***** Task input

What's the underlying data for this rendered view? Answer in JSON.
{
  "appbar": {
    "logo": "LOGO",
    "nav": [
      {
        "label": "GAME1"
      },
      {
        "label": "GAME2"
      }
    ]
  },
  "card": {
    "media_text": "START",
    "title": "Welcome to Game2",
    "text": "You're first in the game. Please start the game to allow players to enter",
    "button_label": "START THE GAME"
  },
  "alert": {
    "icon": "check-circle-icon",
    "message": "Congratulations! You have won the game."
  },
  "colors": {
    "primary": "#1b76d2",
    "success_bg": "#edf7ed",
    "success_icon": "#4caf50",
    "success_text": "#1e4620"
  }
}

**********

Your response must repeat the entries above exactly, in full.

What's the underlying data for this rendered view? Answer in JSON.
{
  "appbar": {
    "logo": "LOGO",
    "nav": [
      {
        "label": "GAME1"
      },
      {
        "label": "GAME2"
      }
    ]
  },
  "card": {
    "media_text": "START",
    "title": "Welcome to Game2",
    "text": "You're first in the game. Please start the game to allow players to enter",
    "button_label": "START THE GAME"
  },
  "alert": {
    "icon": "check-circle-icon",
    "message": "Congratulations! You have won the game."
  },
  "colors": {
    "primary": "#1b76d2",
    "success_bg": "#edf7ed",
    "success_icon": "#4caf50",
    "success_text": "#1e4620"
  }
}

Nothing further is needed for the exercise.